Good cities for startups are ones that invest in entrepreneurs through incubators, accelerators and mentor networks. These cities attract not just one startup, but lots of them, creating a community of like-minded strivers.

WalletHub, a credit-score provider and financial services company that provides research reports across a broad spectrum of money-related topics, recently ranked large U.S. cities by how well they support startups.

Using 19 key metrics in three areas—business costs, access to resources and the business environment—WalletHub compared the relative startup opportunities in 100 of the nation’s largest cities.

When looking at business costs, WalletHub considered the affordability of office space, labor costs, corporate taxes and a city's cost of living. When it came to resource access, the company looked at such things as financing accessibility, the prevalence of investors, the working-age population growth and human capital availability.

And finally, as WalletHub considered a city's business environment, it looked at such measures as the five-year business survival rate, startups per capita, the length of an average work week, industry variety and the average growth in the number of small businesses.

Of course, a lot goes into choosing where to launch a startup. Many entrepreneurs take other things into account when figuring out where they hope to launch: their personal social networks, for instance, or where their kids go to school or how close they want to be to aging parents.

But if all else is equal, why not choose based on taxes, office-space affordability and access to talent?

The data for the ranking was collected April 2, 2024, and was provided by the U.S. Census Bureau, the Bureau of Labor Statistics, the Ewing Marion Kauffman Foundation, the National Venture Capital Association, Yelp,, the Tax Foundation, the Council for Community and Economic Research, LoopNet, the Federal Deposit Insurance Corporation, as well as from other WalletHub research.

10. St. Petersburg, Fla.

The first of five Florida cities to make it into the Top 10, St. Petersburg’s position was secured by the city’s landing seventh in the business environment ranking. It also claimed a strong entry as the 19th best city to start a business in terms of business costs.
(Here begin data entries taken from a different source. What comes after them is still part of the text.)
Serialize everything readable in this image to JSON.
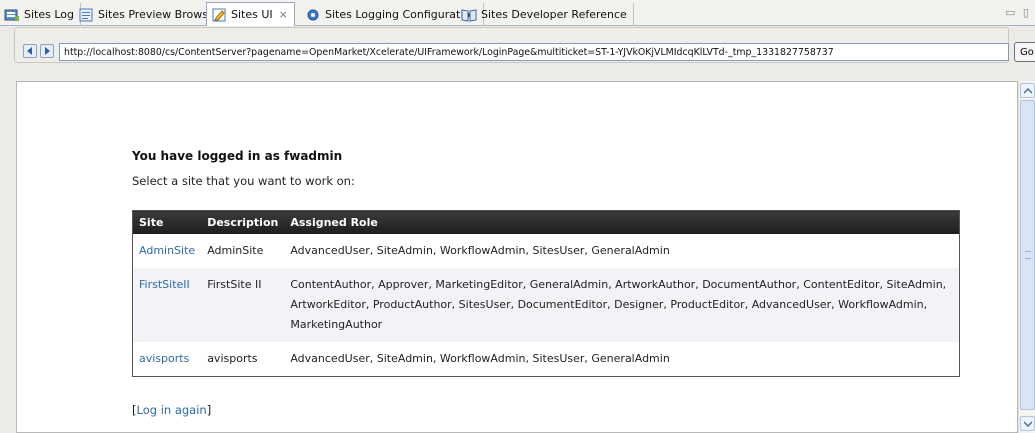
{
  "tabs": [
    {
      "label": "Sites Log",
      "icon": "log-icon"
    },
    {
      "label": "Sites Preview Browser",
      "icon": "preview-icon"
    },
    {
      "label": "Sites UI",
      "icon": "edit-icon",
      "active": true
    },
    {
      "label": "Sites Logging Configuration",
      "icon": "gear-icon"
    },
    {
      "label": "Sites Developer Reference",
      "icon": "book-icon"
    }
  ],
  "browser": {
    "url": "http://localhost:8080/cs/ContentServer?pagename=OpenMarket/Xcelerate/UIFramework/LoginPage&multiticket=ST-1-YJVkOKjVLMIdcqKlLVTd-_tmp_1331827758737",
    "go_label": "Go"
  },
  "page": {
    "heading": "You have logged in as fwadmin",
    "subheading": "Select a site that you want to work on:",
    "table": {
      "headers": [
        "Site",
        "Description",
        "Assigned Role"
      ],
      "rows": [
        {
          "site": "AdminSite",
          "description": "AdminSite",
          "roles": "AdvancedUser, SiteAdmin, WorkflowAdmin, SitesUser, GeneralAdmin"
        },
        {
          "site": "FirstSiteII",
          "description": "FirstSite II",
          "roles": "ContentAuthor, Approver, MarketingEditor, GeneralAdmin, ArtworkAuthor, DocumentAuthor, ContentEditor, SiteAdmin, ArtworkEditor, ProductAuthor, SitesUser, DocumentEditor, Designer, ProductEditor, AdvancedUser, WorkflowAdmin, MarketingAuthor"
        },
        {
          "site": "avisports",
          "description": "avisports",
          "roles": "AdvancedUser, SiteAdmin, WorkflowAdmin, SitesUser, GeneralAdmin"
        }
      ]
    },
    "relogin": {
      "open": "[",
      "link": "Log in again",
      "close": "]"
    }
  },
  "colors": {
    "link": "#2e6aa8",
    "table_header": "#2b2b2b",
    "row_alt": "#f2f3f7"
  }
}
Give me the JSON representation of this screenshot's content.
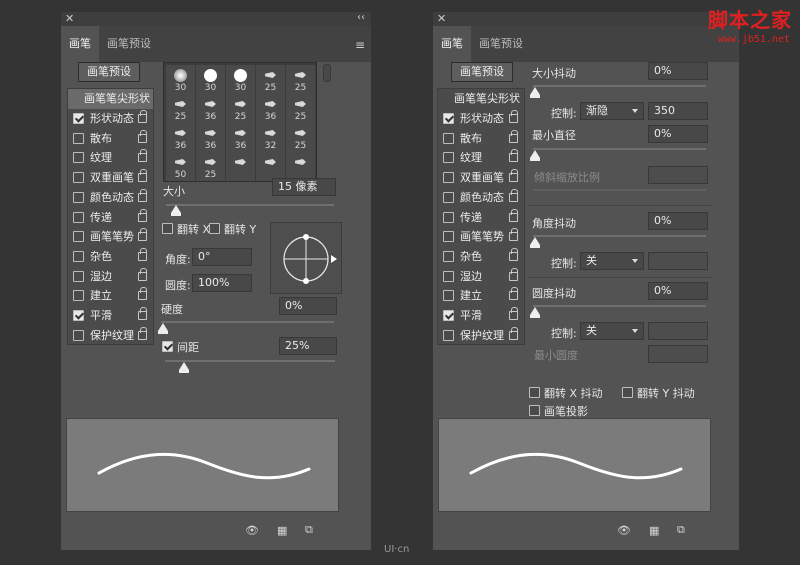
{
  "left_panel": {
    "tabs": [
      "画笔",
      "画笔预设"
    ],
    "presets_button": "画笔预设",
    "list_header": "画笔笔尖形状",
    "items": [
      {
        "label": "形状动态",
        "checked": true
      },
      {
        "label": "散布",
        "checked": false
      },
      {
        "label": "纹理",
        "checked": false
      },
      {
        "label": "双重画笔",
        "checked": false
      },
      {
        "label": "颜色动态",
        "checked": false
      },
      {
        "label": "传递",
        "checked": false
      },
      {
        "label": "画笔笔势",
        "checked": false
      },
      {
        "label": "杂色",
        "checked": false
      },
      {
        "label": "湿边",
        "checked": false
      },
      {
        "label": "建立",
        "checked": false
      },
      {
        "label": "平滑",
        "checked": true
      },
      {
        "label": "保护纹理",
        "checked": false
      }
    ],
    "brush_sizes": [
      "30",
      "30",
      "30",
      "25",
      "25",
      "25",
      "36",
      "25",
      "36",
      "25",
      "36",
      "36",
      "36",
      "32",
      "25",
      "50",
      "25",
      "",
      "",
      "",
      "",
      ""
    ],
    "size_label": "大小",
    "size_value": "15 像素",
    "flip_x": "翻转 X",
    "flip_y": "翻转 Y",
    "angle_label": "角度:",
    "angle_value": "0°",
    "roundness_label": "圆度:",
    "roundness_value": "100%",
    "hardness_label": "硬度",
    "hardness_value": "0%",
    "spacing_label": "间距",
    "spacing_value": "25%"
  },
  "right_panel": {
    "tabs": [
      "画笔",
      "画笔预设"
    ],
    "presets_button": "画笔预设",
    "list_header": "画笔笔尖形状",
    "items": [
      {
        "label": "形状动态",
        "checked": true
      },
      {
        "label": "散布",
        "checked": false
      },
      {
        "label": "纹理",
        "checked": false
      },
      {
        "label": "双重画笔",
        "checked": false
      },
      {
        "label": "颜色动态",
        "checked": false
      },
      {
        "label": "传递",
        "checked": false
      },
      {
        "label": "画笔笔势",
        "checked": false
      },
      {
        "label": "杂色",
        "checked": false
      },
      {
        "label": "湿边",
        "checked": false
      },
      {
        "label": "建立",
        "checked": false
      },
      {
        "label": "平滑",
        "checked": true
      },
      {
        "label": "保护纹理",
        "checked": false
      }
    ],
    "size_jitter_label": "大小抖动",
    "size_jitter_value": "0%",
    "control_label": "控制:",
    "control1_value": "渐隐",
    "control1_number": "350",
    "min_diameter_label": "最小直径",
    "min_diameter_value": "0%",
    "tilt_scale_label": "倾斜缩放比例",
    "angle_jitter_label": "角度抖动",
    "angle_jitter_value": "0%",
    "control2_value": "关",
    "roundness_jitter_label": "圆度抖动",
    "roundness_jitter_value": "0%",
    "control3_value": "关",
    "min_roundness_label": "最小圆度",
    "flip_x_jitter": "翻转 X 抖动",
    "flip_y_jitter": "翻转 Y 抖动",
    "brush_projection": "画笔投影"
  },
  "watermark": {
    "text": "脚本之家",
    "url": "www.jb51.net",
    "bottom": "UI·cn"
  }
}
And it’s a good thing the city’s showing in those two areas was as strong as it was, because when it came to the ranking for access to resourses, St. Petersburg landed a dismal 93rd out of the 100 cities.

Areas of strong development in the Sunshine City include data analytics, financial services, specialized manufacturing, marine and life sciences and creative arts and design, according to the city’s economic development corporation.

In addition, Travel + Leisure named St. Pete as one of the best American cities in which to live.